→ **Work to be completed**:
Only an exact copy of every record counts as an answer.

→ **Records from a data source**:

----

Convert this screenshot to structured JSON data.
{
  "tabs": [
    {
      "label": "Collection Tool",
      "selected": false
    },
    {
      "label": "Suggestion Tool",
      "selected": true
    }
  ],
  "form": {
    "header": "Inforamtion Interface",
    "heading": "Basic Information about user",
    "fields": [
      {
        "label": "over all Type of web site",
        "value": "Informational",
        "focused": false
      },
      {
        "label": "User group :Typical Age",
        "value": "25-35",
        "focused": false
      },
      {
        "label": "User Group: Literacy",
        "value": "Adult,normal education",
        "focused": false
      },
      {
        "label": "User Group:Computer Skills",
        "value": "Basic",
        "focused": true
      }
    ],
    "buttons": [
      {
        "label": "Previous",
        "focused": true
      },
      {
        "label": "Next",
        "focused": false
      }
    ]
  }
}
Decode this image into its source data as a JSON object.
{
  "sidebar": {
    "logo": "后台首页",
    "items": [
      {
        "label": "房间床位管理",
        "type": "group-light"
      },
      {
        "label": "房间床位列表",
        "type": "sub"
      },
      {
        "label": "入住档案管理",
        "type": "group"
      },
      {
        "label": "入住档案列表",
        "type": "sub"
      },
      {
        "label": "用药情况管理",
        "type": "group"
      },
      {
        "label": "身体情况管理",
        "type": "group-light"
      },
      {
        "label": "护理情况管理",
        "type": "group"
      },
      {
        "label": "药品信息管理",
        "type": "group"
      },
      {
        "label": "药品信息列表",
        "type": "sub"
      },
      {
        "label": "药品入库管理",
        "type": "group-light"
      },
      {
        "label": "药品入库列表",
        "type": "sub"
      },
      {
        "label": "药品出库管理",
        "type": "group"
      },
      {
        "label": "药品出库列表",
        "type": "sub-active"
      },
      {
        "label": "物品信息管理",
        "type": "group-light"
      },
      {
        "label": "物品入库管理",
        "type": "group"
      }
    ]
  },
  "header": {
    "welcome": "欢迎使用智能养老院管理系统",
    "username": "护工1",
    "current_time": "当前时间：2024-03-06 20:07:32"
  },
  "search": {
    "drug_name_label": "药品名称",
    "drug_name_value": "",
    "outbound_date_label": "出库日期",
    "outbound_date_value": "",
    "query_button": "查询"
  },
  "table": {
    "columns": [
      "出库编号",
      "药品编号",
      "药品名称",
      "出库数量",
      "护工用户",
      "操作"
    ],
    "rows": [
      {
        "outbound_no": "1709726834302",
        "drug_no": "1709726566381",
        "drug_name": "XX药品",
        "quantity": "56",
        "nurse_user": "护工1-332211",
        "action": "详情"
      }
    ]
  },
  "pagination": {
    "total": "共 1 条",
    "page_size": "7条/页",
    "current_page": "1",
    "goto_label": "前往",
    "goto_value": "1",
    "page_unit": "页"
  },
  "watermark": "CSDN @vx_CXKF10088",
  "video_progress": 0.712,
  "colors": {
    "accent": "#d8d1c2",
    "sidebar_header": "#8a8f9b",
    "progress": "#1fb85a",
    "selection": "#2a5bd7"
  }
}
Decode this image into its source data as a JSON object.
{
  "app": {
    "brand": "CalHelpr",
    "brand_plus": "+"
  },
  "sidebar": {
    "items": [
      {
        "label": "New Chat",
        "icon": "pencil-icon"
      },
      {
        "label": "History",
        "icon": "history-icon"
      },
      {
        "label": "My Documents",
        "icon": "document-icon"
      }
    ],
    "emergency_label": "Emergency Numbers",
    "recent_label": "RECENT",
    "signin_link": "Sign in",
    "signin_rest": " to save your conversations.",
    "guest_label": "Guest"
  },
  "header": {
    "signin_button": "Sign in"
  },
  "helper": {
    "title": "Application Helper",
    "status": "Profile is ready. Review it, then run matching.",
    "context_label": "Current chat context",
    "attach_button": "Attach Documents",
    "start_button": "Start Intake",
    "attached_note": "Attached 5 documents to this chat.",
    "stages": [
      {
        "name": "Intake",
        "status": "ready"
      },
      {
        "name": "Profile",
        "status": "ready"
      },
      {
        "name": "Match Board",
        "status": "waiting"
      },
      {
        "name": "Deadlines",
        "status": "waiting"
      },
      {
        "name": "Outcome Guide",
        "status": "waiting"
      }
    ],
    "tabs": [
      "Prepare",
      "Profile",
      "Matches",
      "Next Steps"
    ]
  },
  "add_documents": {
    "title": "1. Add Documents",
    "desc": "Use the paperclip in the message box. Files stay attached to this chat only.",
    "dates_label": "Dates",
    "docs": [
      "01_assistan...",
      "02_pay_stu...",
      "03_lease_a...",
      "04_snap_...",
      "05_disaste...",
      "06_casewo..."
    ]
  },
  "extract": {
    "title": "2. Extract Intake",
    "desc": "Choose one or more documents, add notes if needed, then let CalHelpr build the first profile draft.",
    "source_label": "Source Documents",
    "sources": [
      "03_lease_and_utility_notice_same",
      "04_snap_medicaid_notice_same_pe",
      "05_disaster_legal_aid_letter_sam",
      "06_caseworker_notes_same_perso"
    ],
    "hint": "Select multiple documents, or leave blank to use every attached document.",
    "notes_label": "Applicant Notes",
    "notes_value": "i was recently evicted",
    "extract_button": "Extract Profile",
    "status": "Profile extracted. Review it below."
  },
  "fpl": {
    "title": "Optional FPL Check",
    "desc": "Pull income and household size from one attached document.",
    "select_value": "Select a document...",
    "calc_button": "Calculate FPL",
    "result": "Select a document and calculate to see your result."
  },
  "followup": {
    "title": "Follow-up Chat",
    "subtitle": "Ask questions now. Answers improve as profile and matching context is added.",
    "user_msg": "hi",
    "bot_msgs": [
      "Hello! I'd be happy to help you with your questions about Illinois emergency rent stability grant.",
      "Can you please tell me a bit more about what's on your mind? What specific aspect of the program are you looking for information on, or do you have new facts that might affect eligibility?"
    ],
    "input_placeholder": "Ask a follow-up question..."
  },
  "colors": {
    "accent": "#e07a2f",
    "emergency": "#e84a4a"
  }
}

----

→ **Response box**:
Convert this screenshot to structured JSON data.
{
  "tabs": [
    {
      "label": "Collection Tool",
      "selected": false
    },
    {
      "label": "Suggestion Tool",
      "selected": true
    }
  ],
  "form": {
    "header": "Inforamtion Interface",
    "heading": "Basic Information about user",
    "fields": [
      {
        "label": "over all Type of web site",
        "value": "Informational",
        "focused": false
      },
      {
        "label": "User group :Typical Age",
        "value": "25-35",
        "focused": false
      },
      {
        "label": "User Group: Literacy",
        "value": "Adult,normal education",
        "focused": false
      },
      {
        "label": "User Group:Computer Skills",
        "value": "Basic",
        "focused": true
      }
    ],
    "buttons": [
      {
        "label": "Previous",
        "focused": true
      },
      {
        "label": "Next",
        "focused": false
      }
    ]
  }
}
Decode this image into its source data as a JSON object.
{
  "sidebar": {
    "logo": "后台首页",
    "items": [
      {
        "label": "房间床位管理",
        "type": "group-light"
      },
      {
        "label": "房间床位列表",
        "type": "sub"
      },
      {
        "label": "入住档案管理",
        "type": "group"
      },
      {
        "label": "入住档案列表",
        "type": "sub"
      },
      {
        "label": "用药情况管理",
        "type": "group"
      },
      {
        "label": "身体情况管理",
        "type": "group-light"
      },
      {
        "label": "护理情况管理",
        "type": "group"
      },
      {
        "label": "药品信息管理",
        "type": "group"
      },
      {
        "label": "药品信息列表",
        "type": "sub"
      },
      {
        "label": "药品入库管理",
        "type": "group-light"
      },
      {
        "label": "药品入库列表",
        "type": "sub"
      },
      {
        "label": "药品出库管理",
        "type": "group"
      },
      {
        "label": "药品出库列表",
        "type": "sub-active"
      },
      {
        "label": "物品信息管理",
        "type": "group-light"
      },
      {
        "label": "物品入库管理",
        "type": "group"
      }
    ]
  },
  "header": {
    "welcome": "欢迎使用智能养老院管理系统",
    "username": "护工1",
    "current_time": "当前时间：2024-03-06 20:07:32"
  },
  "search": {
    "drug_name_label": "药品名称",
    "drug_name_value": "",
    "outbound_date_label": "出库日期",
    "outbound_date_value": "",
    "query_button": "查询"
  },
  "table": {
    "columns": [
      "出库编号",
      "药品编号",
      "药品名称",
      "出库数量",
      "护工用户",
      "操作"
    ],
    "rows": [
      {
        "outbound_no": "1709726834302",
        "drug_no": "1709726566381",
        "drug_name": "XX药品",
        "quantity": "56",
        "nurse_user": "护工1-332211",
        "action": "详情"
      }
    ]
  },
  "pagination": {
    "total": "共 1 条",
    "page_size": "7条/页",
    "current_page": "1",
    "goto_label": "前往",
    "goto_value": "1",
    "page_unit": "页"
  },
  "watermark": "CSDN @vx_CXKF10088",
  "video_progress": 0.712,
  "colors": {
    "accent": "#d8d1c2",
    "sidebar_header": "#8a8f9b",
    "progress": "#1fb85a",
    "selection": "#2a5bd7"
  }
}
Decode this image into its source data as a JSON object.
{
  "app": {
    "brand": "CalHelpr",
    "brand_plus": "+"
  },
  "sidebar": {
    "items": [
      {
        "label": "New Chat",
        "icon": "pencil-icon"
      },
      {
        "label": "History",
        "icon": "history-icon"
      },
      {
        "label": "My Documents",
        "icon": "document-icon"
      }
    ],
    "emergency_label": "Emergency Numbers",
    "recent_label": "RECENT",
    "signin_link": "Sign in",
    "signin_rest": " to save your conversations.",
    "guest_label": "Guest"
  },
  "header": {
    "signin_button": "Sign in"
  },
  "helper": {
    "title": "Application Helper",
    "status": "Profile is ready. Review it, then run matching.",
    "context_label": "Current chat context",
    "attach_button": "Attach Documents",
    "start_button": "Start Intake",
    "attached_note": "Attached 5 documents to this chat.",
    "stages": [
      {
        "name": "Intake",
        "status": "ready"
      },
      {
        "name": "Profile",
        "status": "ready"
      },
      {
        "name": "Match Board",
        "status": "waiting"
      },
      {
        "name": "Deadlines",
        "status": "waiting"
      },
      {
        "name": "Outcome Guide",
        "status": "waiting"
      }
    ],
    "tabs": [
      "Prepare",
      "Profile",
      "Matches",
      "Next Steps"
    ]
  },
  "add_documents": {
    "title": "1. Add Documents",
    "desc": "Use the paperclip in the message box. Files stay attached to this chat only.",
    "dates_label": "Dates",
    "docs": [
      "01_assistan...",
      "02_pay_stu...",
      "03_lease_a...",
      "04_snap_...",
      "05_disaste...",
      "06_casewo..."
    ]
  },
  "extract": {
    "title": "2. Extract Intake",
    "desc": "Choose one or more documents, add notes if needed, then let CalHelpr build the first profile draft.",
    "source_label": "Source Documents",
    "sources": [
      "03_lease_and_utility_notice_same",
      "04_snap_medicaid_notice_same_pe",
      "05_disaster_legal_aid_letter_sam",
      "06_caseworker_notes_same_perso"
    ],
    "hint": "Select multiple documents, or leave blank to use every attached document.",
    "notes_label": "Applicant Notes",
    "notes_value": "i was recently evicted",
    "extract_button": "Extract Profile",
    "status": "Profile extracted. Review it below."
  },
  "fpl": {
    "title": "Optional FPL Check",
    "desc": "Pull income and household size from one attached document.",
    "select_value": "Select a document...",
    "calc_button": "Calculate FPL",
    "result": "Select a document and calculate to see your result."
  },
  "followup": {
    "title": "Follow-up Chat",
    "subtitle": "Ask questions now. Answers improve as profile and matching context is added.",
    "user_msg": "hi",
    "bot_msgs": [
      "Hello! I'd be happy to help you with your questions about Illinois emergency rent stability grant.",
      "Can you please tell me a bit more about what's on your mind? What specific aspect of the program are you looking for information on, or do you have new facts that might affect eligibility?"
    ],
    "input_placeholder": "Ask a follow-up question..."
  },
  "colors": {
    "accent": "#e07a2f",
    "emergency": "#e84a4a"
  }
}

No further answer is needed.